- **PROBLEM TO WORK ON**: Set down the data below word for word, and leave the images aside.
━━━ THE DATA ━━━
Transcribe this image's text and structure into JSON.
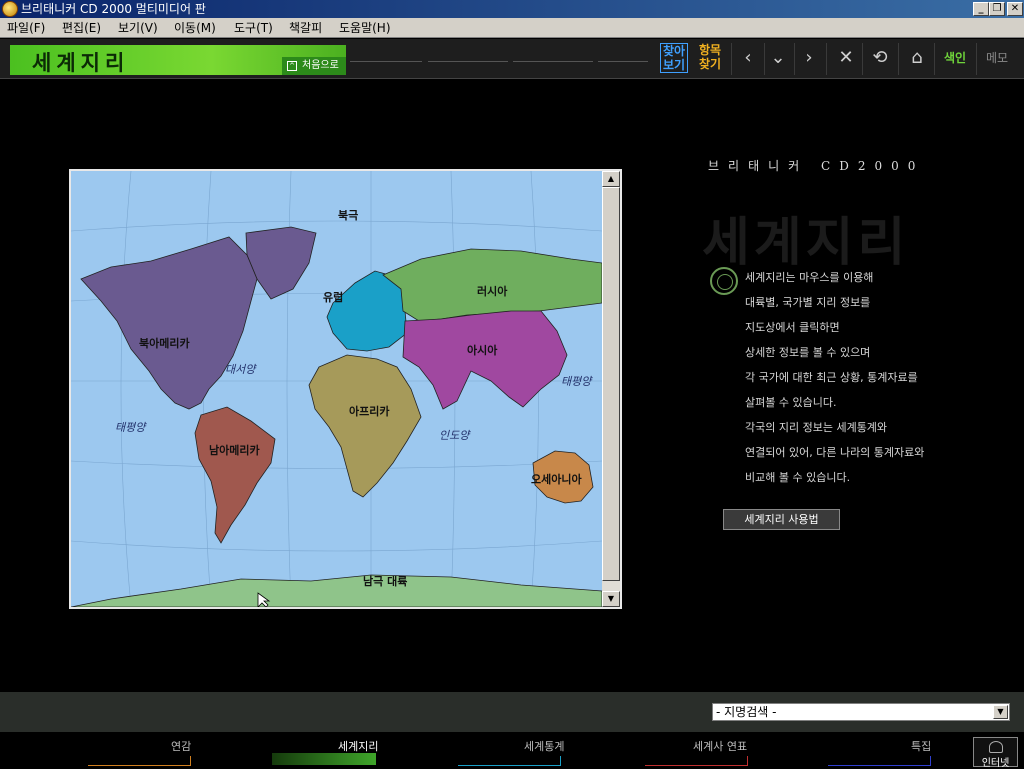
{
  "window": {
    "title": "브리태니커 CD 2000 멀티미디어 판",
    "buttons": [
      "_",
      "❐",
      "✕"
    ]
  },
  "menu": [
    "파일(F)",
    "편집(E)",
    "보기(V)",
    "이동(M)",
    "도구(T)",
    "책갈피",
    "도움말(H)"
  ],
  "header": {
    "section_title": "세계지리",
    "home_link": "처음으로",
    "find_view": [
      "찾아",
      "보기"
    ],
    "item_find": [
      "항목",
      "찾기"
    ],
    "index": "색인",
    "memo": "메모"
  },
  "map": {
    "labels": {
      "north_pole": "북극",
      "europe": "유럽",
      "russia": "러시아",
      "north_america": "북아메리카",
      "asia": "아시아",
      "africa": "아프리카",
      "south_america": "남아메리카",
      "oceania": "오세아니아",
      "antarctica": "남극 대륙"
    },
    "oceans": {
      "atlantic": "대서양",
      "pacific_west": "태평양",
      "pacific_east": "태평양",
      "indian": "인도양"
    },
    "colors": {
      "ocean": "#9cc8ef",
      "north_america": "#6a5a90",
      "europe": "#1aa0c8",
      "russia": "#6fae5e",
      "asia": "#a048a0",
      "africa": "#a69a5a",
      "south_america": "#a0584e",
      "oceania": "#c8884a",
      "antarctica": "#8fc48a"
    }
  },
  "panel": {
    "brand": "브리태니커 CD2000",
    "watermark": "세계지리",
    "description": [
      "세계지리는 마우스를 이용해",
      "대륙별, 국가별 지리 정보를",
      "지도상에서 클릭하면",
      "상세한 정보를 볼 수 있으며",
      "각 국가에 대한 최근 상황, 통계자료를",
      "살펴볼 수 있습니다.",
      "각국의 지리 정보는 세계통계와",
      "연결되어 있어, 다른 나라의 통계자료와",
      "비교해 볼 수 있습니다."
    ],
    "howto_button": "세계지리 사용법"
  },
  "search": {
    "place_search": "- 지명검색 -"
  },
  "bottom_nav": {
    "tabs": [
      "연감",
      "세계지리",
      "세계통계",
      "세계사 연표",
      "특집"
    ],
    "active": "세계지리",
    "internet": "인터넷"
  }
}
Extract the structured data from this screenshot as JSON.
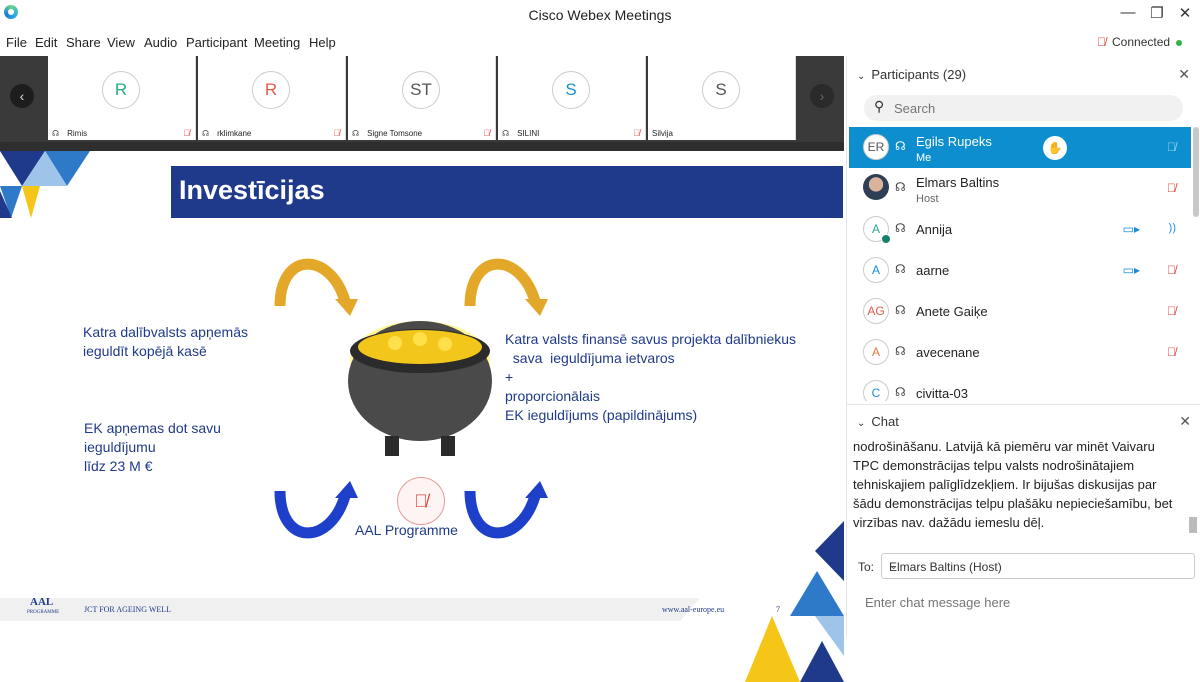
{
  "window": {
    "title": "Cisco Webex Meetings",
    "controls": {
      "minimize": "—",
      "restore": "❐",
      "close": "✕"
    }
  },
  "menu": [
    "File",
    "Edit",
    "Share",
    "View",
    "Audio",
    "Participant",
    "Meeting",
    "Help"
  ],
  "status": {
    "connection": "Connected",
    "color": "#2fb344"
  },
  "thumbnails": [
    {
      "initials": "R",
      "name": "Rimis",
      "color": "#2aa88a",
      "muted": true
    },
    {
      "initials": "R",
      "name": "rklimkane",
      "color": "#e05b4a",
      "muted": true
    },
    {
      "initials": "ST",
      "name": "Signe Tomsone",
      "color": "#555555",
      "muted": true
    },
    {
      "initials": "S",
      "name": "SILINI",
      "color": "#1a8ed6",
      "muted": true
    },
    {
      "initials": "S",
      "name": "Silvija",
      "color": "#555555",
      "muted": false
    }
  ],
  "slide": {
    "title": "Investīcijas",
    "left_top": "Katra dalībvalsts apņemās\nieguldīt kopējā kasē",
    "left_bottom": "EK apņemas dot savu\nieguldījumu\nlīdz 23 M €",
    "right": "Katra valsts finansē savus projekta dalībniekus\n  sava  ieguldījuma ietvaros\n+\nproporcionālais\nEK ieguldījums (papildinājums)",
    "caption": "AAL Programme",
    "footer_logo": "AAL",
    "footer_logo_sub": "PROGRAMME",
    "footer_tagline": "JCT FOR AGEING WELL",
    "footer_url": "www.aal-europe.eu",
    "page_number": "7",
    "brand_blue": "#1f3a8a",
    "brand_yellow": "#f5c518"
  },
  "participants_panel": {
    "title": "Participants (29)",
    "search_placeholder": "Search",
    "list": [
      {
        "initials": "ER",
        "name": "Egils Rupeks",
        "role": "Me",
        "selected": true,
        "photo": false,
        "color": "#555555"
      },
      {
        "initials": "",
        "name": "Elmars Baltins",
        "role": "Host",
        "selected": false,
        "photo": true,
        "color": "#555555"
      },
      {
        "initials": "A",
        "name": "Annija",
        "role": "",
        "selected": false,
        "photo": false,
        "color": "#2aa88a",
        "camera": true,
        "audio_active": true
      },
      {
        "initials": "A",
        "name": "aarne",
        "role": "",
        "selected": false,
        "photo": false,
        "color": "#1a8ed6",
        "camera": true
      },
      {
        "initials": "AG",
        "name": "Anete Gaiķe",
        "role": "",
        "selected": false,
        "photo": false,
        "color": "#e05b4a"
      },
      {
        "initials": "A",
        "name": "avecenane",
        "role": "",
        "selected": false,
        "photo": false,
        "color": "#e07a3a"
      },
      {
        "initials": "C",
        "name": "civitta-03",
        "role": "",
        "selected": false,
        "photo": false,
        "color": "#1a8ed6"
      }
    ]
  },
  "chat_panel": {
    "title": "Chat",
    "message": "nodrošināšanu. Latvijā kā piemēru var minēt Vaivaru\nTPC demonstrācijas telpu valsts nodrošinātajiem\ntehniskajiem palīglīdzekļiem. Ir bijušas diskusijas par\nšādu demonstrācijas telpu plašāku nepieciešamību, bet\nvirzības nav. dažādu iemeslu dēļ.",
    "to_label": "To:",
    "to_value": "Elmars Baltins (Host)",
    "input_placeholder": "Enter chat message here"
  }
}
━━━
- **ANSWER BOX**:
Transcribe this image's text and structure into JSON.
{
  "window": {
    "title": "브리태니커 CD 2000 멀티미디어 판",
    "buttons": [
      "_",
      "❐",
      "✕"
    ]
  },
  "menu": [
    "파일(F)",
    "편집(E)",
    "보기(V)",
    "이동(M)",
    "도구(T)",
    "책갈피",
    "도움말(H)"
  ],
  "header": {
    "section_title": "세계지리",
    "home_link": "처음으로",
    "find_view": [
      "찾아",
      "보기"
    ],
    "item_find": [
      "항목",
      "찾기"
    ],
    "index": "색인",
    "memo": "메모"
  },
  "map": {
    "labels": {
      "north_pole": "북극",
      "europe": "유럽",
      "russia": "러시아",
      "north_america": "북아메리카",
      "asia": "아시아",
      "africa": "아프리카",
      "south_america": "남아메리카",
      "oceania": "오세아니아",
      "antarctica": "남극 대륙"
    },
    "oceans": {
      "atlantic": "대서양",
      "pacific_west": "태평양",
      "pacific_east": "태평양",
      "indian": "인도양"
    },
    "colors": {
      "ocean": "#9cc8ef",
      "north_america": "#6a5a90",
      "europe": "#1aa0c8",
      "russia": "#6fae5e",
      "asia": "#a048a0",
      "africa": "#a69a5a",
      "south_america": "#a0584e",
      "oceania": "#c8884a",
      "antarctica": "#8fc48a"
    }
  },
  "panel": {
    "brand": "브리태니커 CD2000",
    "watermark": "세계지리",
    "description": [
      "세계지리는 마우스를 이용해",
      "대륙별, 국가별 지리 정보를",
      "지도상에서 클릭하면",
      "상세한 정보를 볼 수 있으며",
      "각 국가에 대한 최근 상황, 통계자료를",
      "살펴볼 수 있습니다.",
      "각국의 지리 정보는 세계통계와",
      "연결되어 있어, 다른 나라의 통계자료와",
      "비교해 볼 수 있습니다."
    ],
    "howto_button": "세계지리 사용법"
  },
  "search": {
    "place_search": "- 지명검색 -"
  },
  "bottom_nav": {
    "tabs": [
      "연감",
      "세계지리",
      "세계통계",
      "세계사 연표",
      "특집"
    ],
    "active": "세계지리",
    "internet": "인터넷"
  }
}
Extract the structured data from this screenshot as JSON.
{
  "window": {
    "title": "Cisco Webex Meetings",
    "controls": {
      "minimize": "—",
      "restore": "❐",
      "close": "✕"
    }
  },
  "menu": [
    "File",
    "Edit",
    "Share",
    "View",
    "Audio",
    "Participant",
    "Meeting",
    "Help"
  ],
  "status": {
    "connection": "Connected",
    "color": "#2fb344"
  },
  "thumbnails": [
    {
      "initials": "R",
      "name": "Rimis",
      "color": "#2aa88a",
      "muted": true
    },
    {
      "initials": "R",
      "name": "rklimkane",
      "color": "#e05b4a",
      "muted": true
    },
    {
      "initials": "ST",
      "name": "Signe Tomsone",
      "color": "#555555",
      "muted": true
    },
    {
      "initials": "S",
      "name": "SILINI",
      "color": "#1a8ed6",
      "muted": true
    },
    {
      "initials": "S",
      "name": "Silvija",
      "color": "#555555",
      "muted": false
    }
  ],
  "slide": {
    "title": "Investīcijas",
    "left_top": "Katra dalībvalsts apņemās\nieguldīt kopējā kasē",
    "left_bottom": "EK apņemas dot savu\nieguldījumu\nlīdz 23 M €",
    "right": "Katra valsts finansē savus projekta dalībniekus\n  sava  ieguldījuma ietvaros\n+\nproporcionālais\nEK ieguldījums (papildinājums)",
    "caption": "AAL Programme",
    "footer_logo": "AAL",
    "footer_logo_sub": "PROGRAMME",
    "footer_tagline": "JCT FOR AGEING WELL",
    "footer_url": "www.aal-europe.eu",
    "page_number": "7",
    "brand_blue": "#1f3a8a",
    "brand_yellow": "#f5c518"
  },
  "participants_panel": {
    "title": "Participants (29)",
    "search_placeholder": "Search",
    "list": [
      {
        "initials": "ER",
        "name": "Egils Rupeks",
        "role": "Me",
        "selected": true,
        "photo": false,
        "color": "#555555"
      },
      {
        "initials": "",
        "name": "Elmars Baltins",
        "role": "Host",
        "selected": false,
        "photo": true,
        "color": "#555555"
      },
      {
        "initials": "A",
        "name": "Annija",
        "role": "",
        "selected": false,
        "photo": false,
        "color": "#2aa88a",
        "camera": true,
        "audio_active": true
      },
      {
        "initials": "A",
        "name": "aarne",
        "role": "",
        "selected": false,
        "photo": false,
        "color": "#1a8ed6",
        "camera": true
      },
      {
        "initials": "AG",
        "name": "Anete Gaiķe",
        "role": "",
        "selected": false,
        "photo": false,
        "color": "#e05b4a"
      },
      {
        "initials": "A",
        "name": "avecenane",
        "role": "",
        "selected": false,
        "photo": false,
        "color": "#e07a3a"
      },
      {
        "initials": "C",
        "name": "civitta-03",
        "role": "",
        "selected": false,
        "photo": false,
        "color": "#1a8ed6"
      }
    ]
  },
  "chat_panel": {
    "title": "Chat",
    "message": "nodrošināšanu. Latvijā kā piemēru var minēt Vaivaru\nTPC demonstrācijas telpu valsts nodrošinātajiem\ntehniskajiem palīglīdzekļiem. Ir bijušas diskusijas par\nšādu demonstrācijas telpu plašāku nepieciešamību, bet\nvirzības nav. dažādu iemeslu dēļ.",
    "to_label": "To:",
    "to_value": "Elmars Baltins (Host)",
    "input_placeholder": "Enter chat message here"
  }
}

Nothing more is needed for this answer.